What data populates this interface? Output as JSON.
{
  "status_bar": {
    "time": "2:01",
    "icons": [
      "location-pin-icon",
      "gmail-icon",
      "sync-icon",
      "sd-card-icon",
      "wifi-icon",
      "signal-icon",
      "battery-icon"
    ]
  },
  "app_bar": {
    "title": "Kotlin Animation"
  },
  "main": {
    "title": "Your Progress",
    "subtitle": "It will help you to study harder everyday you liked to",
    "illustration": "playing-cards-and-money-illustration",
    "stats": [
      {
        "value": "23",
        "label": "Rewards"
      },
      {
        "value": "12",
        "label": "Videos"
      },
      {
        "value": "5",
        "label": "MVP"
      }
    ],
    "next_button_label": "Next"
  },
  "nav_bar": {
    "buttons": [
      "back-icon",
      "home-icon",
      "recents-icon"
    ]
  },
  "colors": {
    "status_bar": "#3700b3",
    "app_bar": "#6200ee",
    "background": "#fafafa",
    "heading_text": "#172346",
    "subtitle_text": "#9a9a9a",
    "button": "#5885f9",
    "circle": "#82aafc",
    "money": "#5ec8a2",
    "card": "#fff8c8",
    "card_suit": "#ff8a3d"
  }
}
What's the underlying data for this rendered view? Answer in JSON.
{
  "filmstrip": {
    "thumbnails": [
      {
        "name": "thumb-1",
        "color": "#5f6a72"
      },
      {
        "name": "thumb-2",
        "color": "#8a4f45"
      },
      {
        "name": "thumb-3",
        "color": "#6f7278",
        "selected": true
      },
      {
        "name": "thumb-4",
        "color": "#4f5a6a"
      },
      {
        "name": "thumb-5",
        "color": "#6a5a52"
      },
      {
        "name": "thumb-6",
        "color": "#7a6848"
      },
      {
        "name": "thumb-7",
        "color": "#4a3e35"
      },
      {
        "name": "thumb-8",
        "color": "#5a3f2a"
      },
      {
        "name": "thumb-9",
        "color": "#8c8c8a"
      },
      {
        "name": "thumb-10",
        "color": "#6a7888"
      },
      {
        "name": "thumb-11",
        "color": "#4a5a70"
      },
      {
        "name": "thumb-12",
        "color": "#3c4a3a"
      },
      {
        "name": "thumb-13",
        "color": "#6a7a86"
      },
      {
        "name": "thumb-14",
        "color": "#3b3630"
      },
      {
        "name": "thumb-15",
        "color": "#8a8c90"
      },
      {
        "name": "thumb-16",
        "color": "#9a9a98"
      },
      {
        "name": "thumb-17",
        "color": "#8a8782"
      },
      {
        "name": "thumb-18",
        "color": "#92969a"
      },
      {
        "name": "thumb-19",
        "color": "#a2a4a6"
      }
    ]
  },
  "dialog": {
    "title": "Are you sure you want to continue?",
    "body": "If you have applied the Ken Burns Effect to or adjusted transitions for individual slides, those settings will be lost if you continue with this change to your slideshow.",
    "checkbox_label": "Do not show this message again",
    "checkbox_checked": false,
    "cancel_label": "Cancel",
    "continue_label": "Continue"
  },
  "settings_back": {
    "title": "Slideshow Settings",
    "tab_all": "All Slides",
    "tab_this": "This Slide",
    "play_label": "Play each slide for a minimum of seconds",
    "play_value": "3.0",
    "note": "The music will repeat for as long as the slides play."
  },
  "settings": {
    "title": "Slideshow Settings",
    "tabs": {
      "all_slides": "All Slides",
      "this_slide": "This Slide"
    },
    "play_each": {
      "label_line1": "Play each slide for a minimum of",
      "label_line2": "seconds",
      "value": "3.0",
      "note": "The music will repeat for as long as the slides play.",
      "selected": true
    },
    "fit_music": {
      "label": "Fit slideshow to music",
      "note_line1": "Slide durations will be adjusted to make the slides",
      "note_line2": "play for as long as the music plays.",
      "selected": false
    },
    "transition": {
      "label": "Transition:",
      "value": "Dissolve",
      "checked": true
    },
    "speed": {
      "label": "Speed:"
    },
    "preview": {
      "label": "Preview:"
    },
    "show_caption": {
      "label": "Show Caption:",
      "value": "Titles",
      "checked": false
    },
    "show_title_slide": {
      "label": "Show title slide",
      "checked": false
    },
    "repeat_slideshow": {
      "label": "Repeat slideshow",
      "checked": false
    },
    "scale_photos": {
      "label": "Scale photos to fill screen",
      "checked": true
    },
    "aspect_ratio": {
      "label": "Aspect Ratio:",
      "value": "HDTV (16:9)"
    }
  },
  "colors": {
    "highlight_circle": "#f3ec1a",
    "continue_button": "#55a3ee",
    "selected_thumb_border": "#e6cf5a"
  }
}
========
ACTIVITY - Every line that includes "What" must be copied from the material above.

SOLVED EXERCISE -
What data populates this interface? Output as JSON.
What's the underlying data for this rendered view? Answer in JSON.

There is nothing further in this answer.